Format

Send to

Choose Destination
Oncoimmunology. 2018 Dec 13;8(3):1548242. doi: 10.1080/2162402X.2018.1548242. eCollection 2019.

Commentary: preclinical efficacy of immune-checkpoint monotherapy does not recapitulate corresponding biomarkers-based clinical predictions in glioblastoma by Garg et al. (2017).

Author information
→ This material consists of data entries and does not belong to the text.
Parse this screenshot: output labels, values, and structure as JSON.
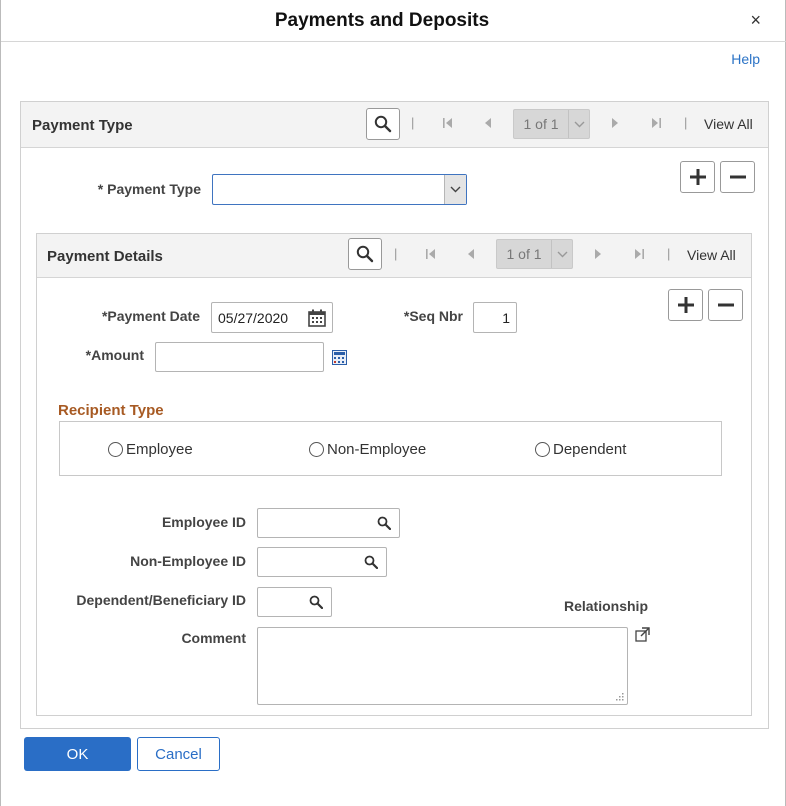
{
  "dialog": {
    "title": "Payments and Deposits",
    "close_glyph": "×",
    "help_label": "Help"
  },
  "payment_type_grid": {
    "title": "Payment Type",
    "pager_text": "1 of 1",
    "view_all": "View All",
    "field_label": "* Payment Type",
    "field_value": ""
  },
  "payment_details_grid": {
    "title": "Payment Details",
    "pager_text": "1 of 1",
    "view_all": "View All",
    "payment_date_label": "*Payment Date",
    "payment_date_value": "05/27/2020",
    "seq_nbr_label": "*Seq Nbr",
    "seq_nbr_value": "1",
    "amount_label": "*Amount",
    "amount_value": ""
  },
  "recipient": {
    "section_title": "Recipient Type",
    "options": [
      "Employee",
      "Non-Employee",
      "Dependent"
    ],
    "selected": ""
  },
  "ids": {
    "employee_id_label": "Employee ID",
    "non_employee_id_label": "Non-Employee ID",
    "dependent_id_label": "Dependent/Beneficiary ID",
    "relationship_label": "Relationship",
    "comment_label": "Comment"
  },
  "footer": {
    "ok_label": "OK",
    "cancel_label": "Cancel"
  },
  "colors": {
    "accent": "#2a6ec6",
    "section_title": "#a75a23",
    "grid_header": "#f3f3f3"
  },
  "icons": [
    "close-icon",
    "search-icon",
    "first-page-icon",
    "previous-page-icon",
    "next-page-icon",
    "last-page-icon",
    "chevron-down-icon",
    "add-row-icon",
    "delete-row-icon",
    "calendar-icon",
    "calculator-icon",
    "expand-icon",
    "resize-grip-icon"
  ]
}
1
Department of Neurological Surgery, Northwestern University Feinberg School of Medicine, Chicago, IL, USA.
2
Department of Preventive Medicine-Biostatistics, Northwestern University Feinberg School of Medicine, Chicago, IL, USA.
3
Department of Medicine, Northwestern University Feinberg School of Medicine, Chicago, IL, USA.
4
Department of Microbiology-Immunology, Northwestern University Feinberg School of Medicine, Chicago, IL, USA.
5
Department of Urology, Northwestern University Feinberg School of Medicine, Chicago, IL, USA.
6
Department of Pathology, Northwestern University Feinberg School of Medicine, Chicago, IL, USA.
7
Department of Neurology, Northwestern University Feinberg School of Medicine, Chicago, IL, USA.
8
Department of Radiation Oncology, University of Colorado School of Medicine, Aurora, CO, USA.
9
Department of Medicine-Division of Hematology and Oncology, Northwestern University Feinberg School of Medicine, Chicago, IL, USA.

Abstract

Preclinical modeling and gene expression analyses have yielded distinct observations for the role of immune checkpoint, IDO1, in glioblastoma (GBM). Accordingly, our recent work differs with Garg et al. (2017) with respect to IDO1 among preclinical and bioinformatic GBM datasets. Here, we discuss the methodological differences that affected study interpretation, and potentially, future clinical decision-making for IDO1-targeting approaches against GBM.

KEYWORDS:

IDO; Treg; brain tumor; glioblastoma; immunosuppression; immunotherapy

PMID:
30723577
PMCID:
PMC6350838
[Available on 2019-12-13]
DOI:
10.1080/2162402X.2018.1548242

Supplemental Content

Full text links

Icon for Taylor & Francis
Loading ...
Support Center